  • Ignition points, condenser and distributor cap. Keep the old ones replaced the last time you serviced the ignition. They will always do in a pinch.

How do you set the gap on the replacement points out on the road? Well, a standard piece of paper (copier, printer, letter, etc.) is .004 inches in thickness. Folded 5 times you have .020 thousanths, a very common gap for older cars. Of course, you could always add a set of wire guages to your toolkit.

  • A can of flat fixer can many times get your old tire back into service. These cans hold a liquid latex sealer and compressed air that, in most cases, will be enough to get you rolling.
  • Road flares or plastic reflectors are great safety items that can be placed at both ends of the car to warn traffic that it's parked on the side.
  • Fuel hose, coolant hose, vacuum hose, fan belt. Hose lengths only need to be enough to replace a section that might break.

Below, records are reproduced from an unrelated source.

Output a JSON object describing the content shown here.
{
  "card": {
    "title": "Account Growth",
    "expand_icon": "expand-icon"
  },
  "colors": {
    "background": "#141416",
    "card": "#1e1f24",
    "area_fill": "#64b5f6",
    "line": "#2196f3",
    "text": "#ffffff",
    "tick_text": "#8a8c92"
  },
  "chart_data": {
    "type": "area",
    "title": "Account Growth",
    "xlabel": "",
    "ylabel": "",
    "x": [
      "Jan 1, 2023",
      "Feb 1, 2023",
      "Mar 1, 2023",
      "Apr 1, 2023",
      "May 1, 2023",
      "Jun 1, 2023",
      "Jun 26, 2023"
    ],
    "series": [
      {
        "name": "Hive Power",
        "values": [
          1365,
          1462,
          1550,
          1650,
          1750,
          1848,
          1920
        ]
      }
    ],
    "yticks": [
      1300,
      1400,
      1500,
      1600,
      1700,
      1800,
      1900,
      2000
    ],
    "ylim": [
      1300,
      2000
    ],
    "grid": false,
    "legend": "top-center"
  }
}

Now, For Some Tools to Get Your Classic Car Running

  • Flat-blade and Phillips screwdrivers in several sizes.
  • A knife or other cutting instrument
  • Pliers: normal, needle-nose and wire-cutting pliers are an absolute necessity
  • Adjustable wrenches, two of them.
  • Open-end or box-end wrench set in common sizes, so that adjustments can be made to brackets, distributor, etc. Cheap sets are available in home centers and some sundry stores.
  • Voltmeter and, if necessary, an instruction sheet.
  • Lengths of several gauge-size wire and crimp connectors.
  • Small hammer
  • Assorted hose clamps or nylon tie-wraps

We also recommend carrying a fire extinguisher and first aid kit. Both are inexpensive and really important when they are needed. We find all this stuff can be put into a small carry-on bag or stored in various places in the car.

We might also suggest that you print out a copy of our troubleshooting guides and put them in a plastic bag to put in your tool kit.

Sometimes it takes a little tinkering to keep your classic car running. And if you're on the road, having the right tools is a good thing...it's better to have too many, than too little.